In 2010, Saboga adapted Portuguese author Camilo Castelo Branco for the screenplay of “Mysteries of Lisbon”, Raul Ruiz’ last film. The 4h30 long saga was applauded by critics and public alike and was selected for dozens of film festivals around the world, including the Toronto Film Festival, the New York Film Festival and the São Paulo International Film Festival. It won several international awards, including the Prix Louis-Delluc, the Best Directing Award at the San Sebastian International Film Festival and the Critics Award at the São Paulo International Film Festival. Two years later, Saboga wrote “Lines of Wellington”, directed by Valeria Sarmiento, which premiered at the Venice Film Festival. That same year, at 76, he directed his first feature, “Photo”. Presented at the Official Selection of the Rome Film Festival, the film was commercially released in both Portugal and France.
“At An Uncertain Time” – 2015
“Photo” – 2012
“At An Uncertain Time” by Carlos Saboga – 2015
“Photo” by Carlos Saboga – 2012
“Lines of Wellington” by Valeria Sarmiento – 2012
“Mysteries of Lisbon” by Raúl Ruiz – 2010
“Um Amor de Perdição” by Mário Barroso – 2007
“O Milagre Segundo Salomé” by Mário Barroso – 2004
“Jaime” by António-Pedro Vasconcelos – 1999
“Les filles du maître de chai” by François Luciani – 1997
“Le trajet de la foudre” by Jacques Bourton – 1994
“Le fils d'un autre” by Michel Lang – 1992
“Un ballon dans la tête” by Michaëla Watteaux – 1992
“Adeus Princesa” by Jorge Paixão da Costa – 1992
“Aqui D'El Rei!” by António-Pedro Vasconcelos – 1992
“Retrato de Família” by Luís Galvão Teles – 1991
“Matar Saudades” by Fernando Lopes – 1988
“O Lugar do Morto” by António-Pedro Vasconcelos – 1984
The background is the Second World War, as seen from a country which remains distant from it – Portugal. Subjected to a ruthless dictatorship, the country paradoxically becomes a refuge and a space of freedom for thousands of people who, otherwise, would have lost that freedom as well as their lives.

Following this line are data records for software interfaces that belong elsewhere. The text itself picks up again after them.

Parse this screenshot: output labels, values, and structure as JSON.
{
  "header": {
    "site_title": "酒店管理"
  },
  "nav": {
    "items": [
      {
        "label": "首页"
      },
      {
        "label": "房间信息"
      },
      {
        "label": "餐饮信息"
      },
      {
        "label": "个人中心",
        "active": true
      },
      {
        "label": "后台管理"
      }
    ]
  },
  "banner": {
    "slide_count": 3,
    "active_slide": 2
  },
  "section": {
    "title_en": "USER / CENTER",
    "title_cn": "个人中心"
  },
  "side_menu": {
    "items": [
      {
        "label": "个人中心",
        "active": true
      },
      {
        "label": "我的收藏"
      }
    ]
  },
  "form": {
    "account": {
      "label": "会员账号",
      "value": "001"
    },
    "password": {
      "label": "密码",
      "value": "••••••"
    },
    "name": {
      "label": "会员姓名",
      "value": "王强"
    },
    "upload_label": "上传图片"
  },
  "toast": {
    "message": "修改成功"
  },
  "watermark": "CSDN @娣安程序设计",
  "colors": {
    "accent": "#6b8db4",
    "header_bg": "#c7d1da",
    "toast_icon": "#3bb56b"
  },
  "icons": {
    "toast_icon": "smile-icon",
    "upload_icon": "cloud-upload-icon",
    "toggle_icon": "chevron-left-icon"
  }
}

Most of the action takes place in a closed down hotel, in a closed-doors setting which is similar to that of the country under the dictatorship – isolated from the rest of the world and from history unfolding.
So it is a unique and crepuscular scenery, made of long dark deserted corridors, closed doors, dimly lit rooms, and filled with ghostlike, sheets-covered furniture. The paper ribbons put on the windows in prevention of hypothetical shrapnels filtrate the outside light, and contribute to creating an oppressive atmosphere, which is reminiscent of an aquarium – as accentuated by the many water photographs hung on the hotel walls (sea, rivers, lakes, waterfalls). Inside, the characters seem to be drifting in mid-water, under cover of desires exacerbated by imprisonment.

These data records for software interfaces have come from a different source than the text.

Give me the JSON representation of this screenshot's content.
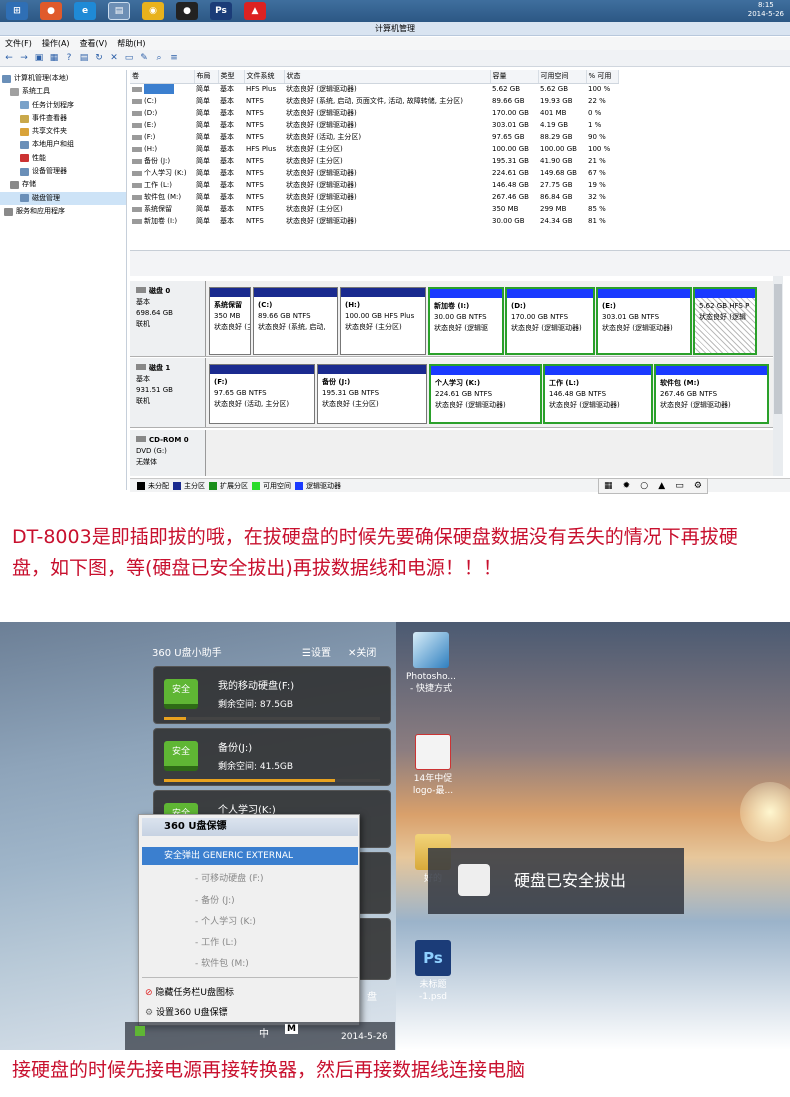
{
  "taskbar": {
    "time": "8:15",
    "date": "2014-5-26",
    "ps_label": "Ps"
  },
  "window": {
    "title": "计算机管理",
    "menu": [
      "文件(F)",
      "操作(A)",
      "查看(V)",
      "帮助(H)"
    ]
  },
  "tree": [
    "计算机管理(本地)",
    "系统工具",
    "任务计划程序",
    "事件查看器",
    "共享文件夹",
    "本地用户和组",
    "性能",
    "设备管理器",
    "存储",
    "磁盘管理",
    "服务和应用程序"
  ],
  "volume_table": {
    "headers": [
      "卷",
      "布局",
      "类型",
      "文件系统",
      "状态",
      "容量",
      "可用空间",
      "% 可用"
    ],
    "rows": [
      [
        "",
        "简单",
        "基本",
        "HFS Plus",
        "状态良好 (逻辑驱动器)",
        "5.62 GB",
        "5.62 GB",
        "100 %"
      ],
      [
        "(C:)",
        "简单",
        "基本",
        "NTFS",
        "状态良好 (系统, 启动, 页面文件, 活动, 故障转储, 主分区)",
        "89.66 GB",
        "19.93 GB",
        "22 %"
      ],
      [
        "(D:)",
        "简单",
        "基本",
        "NTFS",
        "状态良好 (逻辑驱动器)",
        "170.00 GB",
        "401 MB",
        "0 %"
      ],
      [
        "(E:)",
        "简单",
        "基本",
        "NTFS",
        "状态良好 (逻辑驱动器)",
        "303.01 GB",
        "4.19 GB",
        "1 %"
      ],
      [
        "(F:)",
        "简单",
        "基本",
        "NTFS",
        "状态良好 (活动, 主分区)",
        "97.65 GB",
        "88.29 GB",
        "90 %"
      ],
      [
        "(H:)",
        "简单",
        "基本",
        "HFS Plus",
        "状态良好 (主分区)",
        "100.00 GB",
        "100.00 GB",
        "100 %"
      ],
      [
        "备份 (J:)",
        "简单",
        "基本",
        "NTFS",
        "状态良好 (主分区)",
        "195.31 GB",
        "41.90 GB",
        "21 %"
      ],
      [
        "个人学习 (K:)",
        "简单",
        "基本",
        "NTFS",
        "状态良好 (逻辑驱动器)",
        "224.61 GB",
        "149.68 GB",
        "67 %"
      ],
      [
        "工作 (L:)",
        "简单",
        "基本",
        "NTFS",
        "状态良好 (逻辑驱动器)",
        "146.48 GB",
        "27.75 GB",
        "19 %"
      ],
      [
        "软件包 (M:)",
        "简单",
        "基本",
        "NTFS",
        "状态良好 (逻辑驱动器)",
        "267.46 GB",
        "86.84 GB",
        "32 %"
      ],
      [
        "系统保留",
        "简单",
        "基本",
        "NTFS",
        "状态良好 (主分区)",
        "350 MB",
        "299 MB",
        "85 %"
      ],
      [
        "新加卷 (I:)",
        "简单",
        "基本",
        "NTFS",
        "状态良好 (逻辑驱动器)",
        "30.00 GB",
        "24.34 GB",
        "81 %"
      ]
    ]
  },
  "disks": {
    "disk0": {
      "label": [
        "磁盘 0",
        "基本",
        "698.64 GB",
        "联机"
      ],
      "parts": [
        [
          "系统保留",
          "350 MB",
          "状态良好 (主分区)"
        ],
        [
          "(C:)",
          "89.66 GB NTFS",
          "状态良好 (系统, 启动,"
        ],
        [
          "(H:)",
          "100.00 GB HFS Plus",
          "状态良好 (主分区)"
        ],
        [
          "新加卷 (I:)",
          "30.00 GB NTFS",
          "状态良好 (逻辑驱"
        ],
        [
          "(D:)",
          "170.00 GB NTFS",
          "状态良好 (逻辑驱动器)"
        ],
        [
          "(E:)",
          "303.01 GB NTFS",
          "状态良好 (逻辑驱动器)"
        ],
        [
          "",
          "5.62 GB HFS P",
          "状态良好 (逻辑"
        ]
      ]
    },
    "disk1": {
      "label": [
        "磁盘 1",
        "基本",
        "931.51 GB",
        "联机"
      ],
      "parts": [
        [
          "(F:)",
          "97.65 GB NTFS",
          "状态良好 (活动, 主分区)"
        ],
        [
          "备份 (J:)",
          "195.31 GB NTFS",
          "状态良好 (主分区)"
        ],
        [
          "个人学习 (K:)",
          "224.61 GB NTFS",
          "状态良好 (逻辑驱动器)"
        ],
        [
          "工作 (L:)",
          "146.48 GB NTFS",
          "状态良好 (逻辑驱动器)"
        ],
        [
          "软件包 (M:)",
          "267.46 GB NTFS",
          "状态良好 (逻辑驱动器)"
        ]
      ]
    },
    "cdrom": {
      "label": [
        "CD-ROM 0",
        "DVD (G:)",
        "",
        "无媒体"
      ]
    }
  },
  "legend": [
    "未分配",
    "主分区",
    "扩展分区",
    "可用空间",
    "逻辑驱动器"
  ],
  "note1": "DT-8003是即插即拔的哦，在拔硬盘的时候先要确保硬盘数据没有丢失的情况下再拔硬盘，如下图，等(硬盘已安全拔出)再拔数据线和电源！！！",
  "p360": {
    "title": "360 U盘小助手",
    "settings": "设置",
    "close": "关闭",
    "safe": "安全",
    "cards": [
      {
        "name": "我的移动硬盘(F:)",
        "space": "剩余空间: 87.5GB",
        "used": 0.1
      },
      {
        "name": "备份(J:)",
        "space": "剩余空间: 41.5GB",
        "used": 0.79
      },
      {
        "name": "个人学习(K:)",
        "space": "",
        "used": 0
      }
    ],
    "menu_title": "360 U盘保镖",
    "eject": "安全弹出 GENERIC EXTERNAL",
    "subs": [
      "- 可移动硬盘 (F:)",
      "- 备份 (J:)",
      "- 个人学习 (K:)",
      "- 工作 (L:)",
      "- 软件包 (M:)"
    ],
    "hide": "隐藏任务栏U盘图标",
    "setting": "设置360 U盘保镖",
    "tb_date": "2014-5-26",
    "tb_pan": "盘",
    "tb_zh": "中"
  },
  "desktop": {
    "icons": [
      "Photosho...\n- 快捷方式",
      "14年中促\nlogo-最...",
      "好的",
      "未标题\n-1.psd"
    ],
    "psd_label": "PSD",
    "ps_label": "Ps",
    "toast": "硬盘已安全拔出"
  },
  "note2": "接硬盘的时候先接电源再接转换器，然后再接数据线连接电脑"
}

It is a half-lit universe where only outside noises can carry sporadic echoes of urban life, and the clamor of the war still happening somewhere else comes through the radio and the nearby film theatre’s newsreels’ soundtrack.